The old borrowers will get the benefit of new rates at the end of the lock-in period, when rates are revised in line with prevailing levels. The lock-in could vary from one month to three years, depending on the loan agreement. Bank executives said Housing Development Finance Corp, the largest home financier, and private lenders like ICICI Bank and HDFC Bank, which are more profitable than their rivals, will likely match SBI’s rates to ensure that they do not lose customers IDBI Bank and State Bank of Travancore had led the field by cutting rates on Friday evening itself. ET reported on Friday that banks, nudged by the government, will announce steep cuts in lending rates in the first week of January.

The move has become necessary to fuel consumption that has slumped after the November 8 demonetisation, besides encouraging a revival in investment. Prime Minister Modi had called on banks to take advantage of the flood of money they had got in the form of deposits after.Rs.500 and Rs.1,000 notes were demonetised. The deadline for such deposits was December 30. “History is witness that the Indian banking system has never received such a large amount of money in such a short time,” Modi said in his December 31address to the nation. “While respecting the autonomy of the banks, I appeal to them to move beyond their traditional priorities, and keep the poor, the lower middle class and the middle class at the focus of their activities.”

This series of rate reductions is among the sharpest in one shot since the cuts that followed the 2008 financial crisis. In the past, banks have typically lowered lending rates by increments of 5 to 10 basis points as they transmitted monetary policy or the cost of funding dropped. Sources said CEOs of five large banks—SBI, Union Bank of India, ICICI Bank, Dena Bank and Central Bank of India—had a held a closeddoor meeting 10 days ago to discuss the possibilities of a sharp reduction in rates to boost investment sentiment.

Banks collected about. Rs.12.44 lakh crore in deposits in the month after demonetisation. That compares with the average .Rs.9 lakh crore they get by way of incremental deposits in a fiscal year.

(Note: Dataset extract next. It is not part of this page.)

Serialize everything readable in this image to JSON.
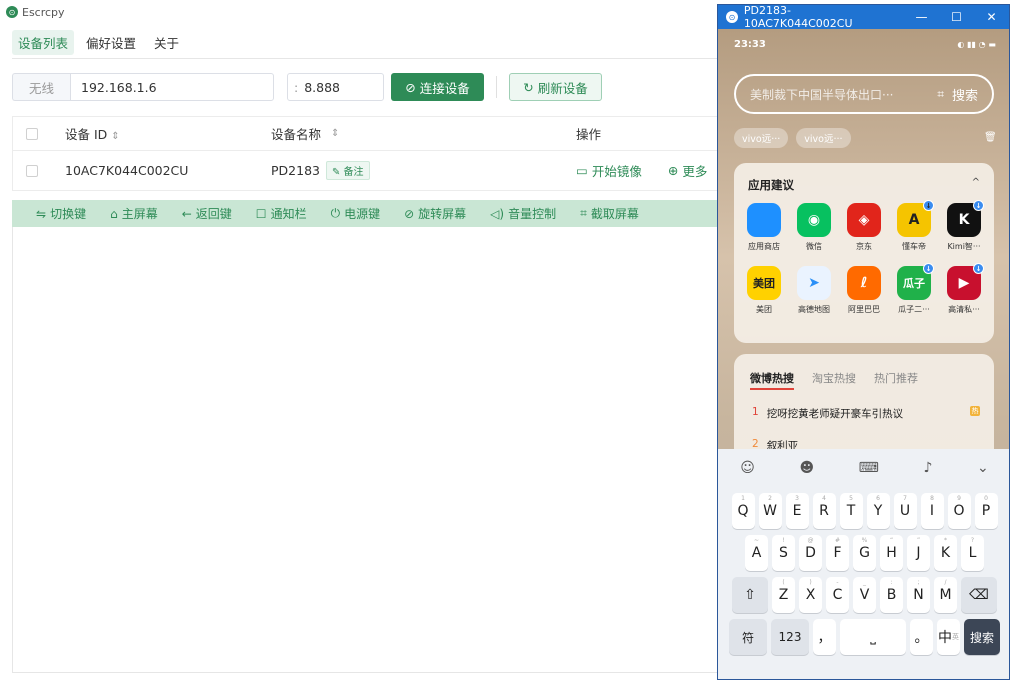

However, demand for loans, reflecting investment activity, has almost dried up. Reserve Bank of India data show bank credit rose 1.2% to .Rs.73 lakh crore in the fiscal year to date — April 1 to December 9 — much slower than the 6.2% rise to .Rs.69.6 lakh crore in same period a year ago